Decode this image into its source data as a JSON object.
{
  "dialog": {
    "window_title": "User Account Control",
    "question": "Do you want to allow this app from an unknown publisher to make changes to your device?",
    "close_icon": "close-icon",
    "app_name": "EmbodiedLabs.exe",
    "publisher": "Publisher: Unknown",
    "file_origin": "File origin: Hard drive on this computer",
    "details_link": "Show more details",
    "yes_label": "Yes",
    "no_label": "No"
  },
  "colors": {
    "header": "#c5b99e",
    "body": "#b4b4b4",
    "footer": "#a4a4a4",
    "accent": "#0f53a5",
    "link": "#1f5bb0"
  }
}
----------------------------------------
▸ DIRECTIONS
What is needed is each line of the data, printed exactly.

▸ WORKED SOLUTION
Decode this image into its source data as a JSON object.
{
  "dialog": {
    "window_title": "User Account Control",
    "question": "Do you want to allow this app from an unknown publisher to make changes to your device?",
    "close_icon": "close-icon",
    "app_name": "EmbodiedLabs.exe",
    "publisher": "Publisher: Unknown",
    "file_origin": "File origin: Hard drive on this computer",
    "details_link": "Show more details",
    "yes_label": "Yes",
    "no_label": "No"
  },
  "colors": {
    "header": "#c5b99e",
    "body": "#b4b4b4",
    "footer": "#a4a4a4",
    "accent": "#0f53a5",
    "link": "#1f5bb0"
  }
}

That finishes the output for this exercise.